( Courtesy ProSource Inc. )

The Idaho potato season is well underway, with plenty of supplies for holiday dinners, marketers say.

“Since the beginning of harvest in early August, we have focused on promoting the farms and packing facilities,” said Corey Griswold, COO with Hailey, Idaho-based grower-shipper ProSource Inc. 

“Once harvest is complete and everyone settles in, I think this will shake out to be a good market year.” 

Demand also is strong from processing potatoes, and that will affect the fresh market, Griswold said.

Any time there is increased demand from the processors it is a positive for the fresh market,” he said. 

Growing conditions for this year’s crop were “challenging” and yields are down this year, said Robert Tominaga, president of Heyburn, Idaho-based fingerling grower-shipper Southwind Farms Inc.

However, there is plenty of product available year-round.

“Sizing (is) very good, extremely well shaped,” he said. 

Packaging is a key to marketing success, said Dallin Klingler, marketing and communications representative with Idaho Falls, Idaho-based Eagle Eye Produce.

“We are finding success in marketing smaller and more convenient packaging styles,” he said. 

That’s something relatively new, he said.

“Ten years ago our biggest items were our 10- and 20-pound bags, and now we are seeing that 3-pound and 5-pound are our biggest sellers.”  

Eagle Eye also has invested heavily in new packing technology for steam bags, microwaveable trays, fresh-cut potatoes, single-wrap baker potatoes and other items, Klingler said.

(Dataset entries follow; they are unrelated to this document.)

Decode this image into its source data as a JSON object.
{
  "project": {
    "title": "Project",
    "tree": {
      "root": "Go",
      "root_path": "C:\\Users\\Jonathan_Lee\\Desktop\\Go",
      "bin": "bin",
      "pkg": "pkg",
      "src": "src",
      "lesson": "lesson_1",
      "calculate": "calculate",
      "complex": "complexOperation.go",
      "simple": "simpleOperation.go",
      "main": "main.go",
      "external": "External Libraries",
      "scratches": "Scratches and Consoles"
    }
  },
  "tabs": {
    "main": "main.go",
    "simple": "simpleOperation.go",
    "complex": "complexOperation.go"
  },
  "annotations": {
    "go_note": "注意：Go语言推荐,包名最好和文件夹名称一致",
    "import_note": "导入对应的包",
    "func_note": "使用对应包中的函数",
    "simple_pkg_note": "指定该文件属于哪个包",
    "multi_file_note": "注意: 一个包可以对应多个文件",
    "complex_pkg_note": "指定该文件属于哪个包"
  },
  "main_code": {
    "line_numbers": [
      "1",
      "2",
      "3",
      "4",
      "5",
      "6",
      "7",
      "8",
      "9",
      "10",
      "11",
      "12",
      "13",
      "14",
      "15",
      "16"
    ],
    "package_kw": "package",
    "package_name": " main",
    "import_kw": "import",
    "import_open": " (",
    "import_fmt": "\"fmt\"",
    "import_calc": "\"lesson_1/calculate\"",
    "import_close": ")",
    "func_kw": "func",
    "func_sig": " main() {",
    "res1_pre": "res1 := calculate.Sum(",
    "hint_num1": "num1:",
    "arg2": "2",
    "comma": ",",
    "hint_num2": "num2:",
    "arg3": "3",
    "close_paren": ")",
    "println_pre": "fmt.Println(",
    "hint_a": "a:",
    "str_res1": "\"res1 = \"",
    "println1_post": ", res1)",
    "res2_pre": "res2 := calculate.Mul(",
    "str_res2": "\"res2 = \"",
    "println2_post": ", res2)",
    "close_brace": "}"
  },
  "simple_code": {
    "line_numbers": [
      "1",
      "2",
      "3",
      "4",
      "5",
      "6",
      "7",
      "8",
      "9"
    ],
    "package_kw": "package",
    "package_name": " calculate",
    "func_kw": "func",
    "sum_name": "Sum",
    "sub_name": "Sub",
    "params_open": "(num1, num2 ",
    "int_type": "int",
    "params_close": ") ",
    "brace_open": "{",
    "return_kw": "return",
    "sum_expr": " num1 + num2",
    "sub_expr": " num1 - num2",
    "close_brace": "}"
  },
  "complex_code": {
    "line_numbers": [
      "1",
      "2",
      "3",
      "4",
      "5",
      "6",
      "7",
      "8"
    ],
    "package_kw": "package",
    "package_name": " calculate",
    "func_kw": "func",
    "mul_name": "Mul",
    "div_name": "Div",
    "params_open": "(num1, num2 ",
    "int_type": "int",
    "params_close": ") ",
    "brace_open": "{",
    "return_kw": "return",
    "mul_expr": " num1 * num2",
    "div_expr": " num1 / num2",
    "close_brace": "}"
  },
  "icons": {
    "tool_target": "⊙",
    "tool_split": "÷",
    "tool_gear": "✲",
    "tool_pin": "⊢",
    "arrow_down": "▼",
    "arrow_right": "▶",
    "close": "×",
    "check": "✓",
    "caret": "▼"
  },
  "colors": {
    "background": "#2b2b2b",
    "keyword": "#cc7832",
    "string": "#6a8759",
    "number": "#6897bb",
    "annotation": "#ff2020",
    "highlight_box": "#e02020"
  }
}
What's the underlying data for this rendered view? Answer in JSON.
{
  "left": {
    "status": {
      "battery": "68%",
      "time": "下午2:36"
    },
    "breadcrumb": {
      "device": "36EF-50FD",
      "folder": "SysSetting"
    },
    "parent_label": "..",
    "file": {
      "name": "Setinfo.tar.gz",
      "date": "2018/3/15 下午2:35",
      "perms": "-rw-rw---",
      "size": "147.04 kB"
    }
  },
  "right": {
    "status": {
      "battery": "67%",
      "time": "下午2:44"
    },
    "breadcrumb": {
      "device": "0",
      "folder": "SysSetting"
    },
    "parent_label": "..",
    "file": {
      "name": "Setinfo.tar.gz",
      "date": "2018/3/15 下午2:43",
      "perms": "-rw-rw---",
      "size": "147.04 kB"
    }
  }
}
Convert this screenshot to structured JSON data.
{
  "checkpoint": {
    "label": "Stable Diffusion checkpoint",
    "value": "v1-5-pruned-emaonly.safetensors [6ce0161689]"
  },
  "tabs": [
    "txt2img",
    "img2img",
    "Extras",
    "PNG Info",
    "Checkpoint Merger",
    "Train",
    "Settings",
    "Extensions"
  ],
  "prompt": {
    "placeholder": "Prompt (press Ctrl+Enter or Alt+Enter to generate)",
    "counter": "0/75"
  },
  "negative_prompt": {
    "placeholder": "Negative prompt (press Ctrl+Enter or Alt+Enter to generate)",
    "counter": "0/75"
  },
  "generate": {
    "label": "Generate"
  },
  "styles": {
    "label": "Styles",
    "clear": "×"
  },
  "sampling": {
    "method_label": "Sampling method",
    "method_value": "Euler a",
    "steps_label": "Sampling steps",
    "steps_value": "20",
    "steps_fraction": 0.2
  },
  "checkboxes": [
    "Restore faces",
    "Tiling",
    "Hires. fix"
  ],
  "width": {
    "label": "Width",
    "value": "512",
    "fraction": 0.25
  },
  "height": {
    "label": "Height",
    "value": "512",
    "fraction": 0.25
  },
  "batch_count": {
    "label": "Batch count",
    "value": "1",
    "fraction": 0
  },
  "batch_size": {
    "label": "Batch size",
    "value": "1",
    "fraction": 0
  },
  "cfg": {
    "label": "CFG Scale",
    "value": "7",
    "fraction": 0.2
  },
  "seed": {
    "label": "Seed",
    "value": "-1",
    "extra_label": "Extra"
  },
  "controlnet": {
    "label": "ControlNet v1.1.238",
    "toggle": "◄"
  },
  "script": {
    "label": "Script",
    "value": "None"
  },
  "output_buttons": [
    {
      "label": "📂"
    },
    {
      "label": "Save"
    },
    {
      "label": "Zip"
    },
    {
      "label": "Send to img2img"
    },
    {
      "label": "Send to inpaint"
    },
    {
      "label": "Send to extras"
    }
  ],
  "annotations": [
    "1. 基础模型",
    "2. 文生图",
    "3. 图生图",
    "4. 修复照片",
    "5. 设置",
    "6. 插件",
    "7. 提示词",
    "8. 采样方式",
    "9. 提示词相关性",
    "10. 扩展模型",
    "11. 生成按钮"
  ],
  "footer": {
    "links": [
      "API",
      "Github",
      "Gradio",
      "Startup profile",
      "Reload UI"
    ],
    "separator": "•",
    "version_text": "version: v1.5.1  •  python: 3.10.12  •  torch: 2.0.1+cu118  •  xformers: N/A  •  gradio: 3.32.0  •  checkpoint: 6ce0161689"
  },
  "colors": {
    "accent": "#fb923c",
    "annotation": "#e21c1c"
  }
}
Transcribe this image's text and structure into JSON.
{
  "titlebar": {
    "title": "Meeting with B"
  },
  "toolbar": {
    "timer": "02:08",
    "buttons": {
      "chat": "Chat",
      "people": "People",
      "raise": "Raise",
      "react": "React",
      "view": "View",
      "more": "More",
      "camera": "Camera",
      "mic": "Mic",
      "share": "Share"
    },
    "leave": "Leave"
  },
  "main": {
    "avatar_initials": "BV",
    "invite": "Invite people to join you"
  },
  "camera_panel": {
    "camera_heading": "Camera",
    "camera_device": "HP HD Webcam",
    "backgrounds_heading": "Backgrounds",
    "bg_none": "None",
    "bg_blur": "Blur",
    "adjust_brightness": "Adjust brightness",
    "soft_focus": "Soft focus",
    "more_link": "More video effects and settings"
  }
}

“Consumers today are not meal planning like they used to; modern consumers, for the most part, impulse buy or plan meals for the next day or two,” he said.

That also plays into the pressure the processing side of the business applies to the fresh market, Klingler said.

“Processing demand in the produce industry is strong,” he said. 

“Consumers want convenient, ready-to-cook options. We are trying to provide these convenient, value-add products, like our Steam’d bags, and Tiny Taters without compromising the freshness of our product.”

Retailers are playing some interesting cards this holiday season with how the two major holidays land on the calendar for 2019, said Eric Beck, marketing director with Idaho Falls-based Wada Farms Marketing Group.

“Thanksgiving is as late as it gets this year, falling on the last Thursday in November (Nov. 28), which, in turn, puts less shopping days between Thanksgiving and Christmas,” Beck said. 

“We are seeing retailers strategizing to optimize their potato order flow through stores closer to the actual holiday since consumers are doing most of their shopping just a few days before the actual holiday itself. 

“Promoting high velocity potato sales is being executed with replenishable bins that can be set on an end cap or store perimeters with high traffic.” 

The market should remain “somewhat stable,” since overall U.S. domestic potato acreage is down in volume and size profile, Beck said.

As a result, “I wouldn’t anticipate any large spikes in retail consumer packs through the holidays,” Beck said.

Larger potato profiles may be a different story though, and there is a possibility for some market volatility in that arena, Beck said.

“Pending on how retailers place their orders for shipment will test the production capacity of shippers which in turn may drive market prices higher if retailers all what their orders to land about the same time,” he said.

Strong processing demand should help to “keep the fresh market in check,” Beck said.

“We will probably not see as many ‘fire sales,’ due to a lower frequency of full shipper floors, since the process demand will take some of these potatoes out of the pipeline,” he said.

If processors start buying from the fresh market — which is possible, if total processing supply is less than their production plan — it would tighten supply, already projected to be down about 6% versus last year, putting upward pressure on pricing, said Seth Pemsler, vice president of retail/international for the Eagle-based Idaho Potato Commission.

“Until they start seeking product, we won’t know how much they will take out of the fresh stream,” he said.

Meantime, the commission has a number of promotional opportunities for retailers beginning with the new crop, Pemsler said.

“First, we launch a tie-in, offering $1 off coupons good for a bag of Idaho potatoes with purchase of Litehouse herbs,” he said. 

“At the same time, we offer ad monies for putting the Idaho seal in retailer circulars with bonuses during the holidays or for tying our partner products to the ad.”